Me Being Me: Accordionist Corey Ledet Plays Zydeco His Way

Some people recognize their calling late in life, some never find their way. Corey Ledet knew early on that his career path was being a zydeco accordionist. “I would sit down and practice writing my name on how it would look on billboards and stuff,” Ledet recalls, in addition to the long hours spent practicing the squeezebox. He became a professional drummer at age 10, heeding the beat in the Houston-based Wilbert Thibodeaux and the Zydeco Rascals. He held the drum chair until his junior year in high school when he began sitting in with other bands and trying to start his own outfit.

Corey Ledet Accordion Photo

Accordionist Corey Ledet is finally comfortable in his own sonic skin

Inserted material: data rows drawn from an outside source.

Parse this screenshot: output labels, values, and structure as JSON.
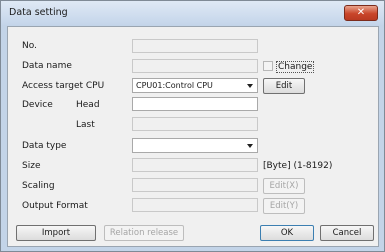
{
  "window": {
    "title": "Data setting",
    "close_glyph": "✕"
  },
  "labels": {
    "no": "No.",
    "data_name": "Data name",
    "access_target_cpu": "Access target CPU",
    "device": "Device",
    "head": "Head",
    "last": "Last",
    "data_type": "Data type",
    "size": "Size",
    "scaling": "Scaling",
    "output_format": "Output Format"
  },
  "fields": {
    "access_target_cpu_value": "CPU01:Control CPU",
    "data_type_value": ""
  },
  "size_hint": "[Byte] (1-8192)",
  "checkbox": {
    "change_label": "Change",
    "checked": false
  },
  "buttons": {
    "edit_cpu": "Edit",
    "edit_scaling": "Edit(X)",
    "edit_output": "Edit(Y)",
    "import": "Import",
    "relation_release": "Relation release",
    "ok": "OK",
    "cancel": "Cancel"
  },
  "icons": {
    "close": "close-icon",
    "dropdown": "chevron-down-icon"
  }
}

At age 12, he began dabbling with the accordion, taking a few lessons from his cousin, Leon Sam, but learning mostly through a process he calls “hard studying.” He caught any band he could, devoured all the zydeco, Creole and Cajun recordings possible and spent countless hours watching video documentaries and concerts with friend and musical mentor James Adams.

Two years after graduating high school, in September 2002, Ledet realized another dream, something he refers to as spiritual, by relocating from his native Houston to Parks, Louisiana, where most of his father’s family still resides.

By January 2003, Ledet had his Corey and His Zydeco Band up and running, ready to take on the zydeco nation but very differently than Keith Frank, Chris Ardoin and J. Paul, who were pushing the envelope in the contemporary nouveau direction. Instead, Ledet’s main influence was Clifton Chenier — to this very day, Ledet is among the few who can quote the solos of the zydeco founding father perfectly.

It didn’t hurt that Ledet’s grandfather, Buchanan ‘Tbu’ Ledet, was one of Clifton Chenier’s first drummers. “Before it was Robert Peter, it was my grandfather,” Ledet says. “When Clifton hired Robert Peter, he told him, ‘I want you to sound as close to this man as possible.’ So he would go by my grandfather’s and study with him. When you hear Clifton’s drums, that is how my grandfather would back up Clifton way back when.”
Since January 2003, Ledet has quietly recorded a litany of CDs, including his most recent release and hands-down apex Nothin’ But the Best. Interestingly, only now has Ledet become comfortable in his own sonic skin, departing from the footsteps of others. His 2004 debut disc, 3 Years 2 Late, had a myriad of styles — first-generation zydeco, Creole, nouveau, R&B, swing-out, etc., an approach he employed for the next several records. “I was new, trying to get people to notice me, have this demographic notice me and that demographic notice me. It was always a case of me trying to prove myself,” Ledet explains. “Whereas now, with this last CD, it was more like I’m going to go into the studio and play what I want. I am going to play it at ease and just be me and write a few songs from my point of view.”

Newly comfortable with himself, Ledet wasn’t afraid to take chances. He performed the entire CD on his favorite instrument, the piano accordion, and included a few bluesy numbers such as a rollicking version of Stevie Ray Vaughan’s “The House is Rockin’.” Yet, the biggest dice-rolling move was inviting fellow accordionists Anthony and Dwayne Dopsie, sons of the late Rockin’ Dopsie, Sr., and the brilliant West Coast accordionist André Thierry to record on the album.

“I decided to call them up and say, ‘Hey, you want to jam on the next record?’” Ledet shares. “They all went, ‘Yeah, let us know when we can come in.’ They all came in and we had a good time doing it. Also, it was another way for showing a zydeco brotherhood because now with the contemporary set, everyone is fighting amongst each other and everyone wants to be the number one this and the number one that. In my opinion, it’s killing the culture because the culture is more than just one person.”

As a result, Nothin’ but the Best features some of the most torrid zydeco ever recorded. Ledet and Thierry swing like crazy on Clifton Chenier’s “I’m the Zydeco Man,” while Ledet and Anthony Dopsie stage a jaw-dropping accordion clinic with “Rockin’ Zydeco.” Ledet and Dwayne Dopsie slow things down a bit, but still burn through a rendition of Jimmy Reed’s “Baby, What You Want Me to Do?” Not only are these collaborative tracks riveting, but the cresting B3 organ solos from Ledet and Anthony give the arrangements an extra boost of bottled-up energy. In short, it’s an ideal initiation to true zydeco.

Ledet’s strategy is already paying off. The response at the Montana Folk Festival in Butte was ravenous and overwhelming, something Ledet attributes to “me being me.” In September, Ledet plays the Maui Jazz and Blues Festival, sharing the stage with jazz icon Louis Hayes, blues legend Joe Louis Walker and Louisiana roots musician/former Radiator Camile Baudoin.

“As far as creativity goes, I feel more comfortable getting up [on stage] or going into the studio being me versus having the idea in my head [that] ‘I hope people like this.’ Somebody out there is going to like it. They just have to hear it.”

Ledet will perform on the Festivals Acadiens et Créoles’ Heritage Stage at 3:30 p.m. October 14.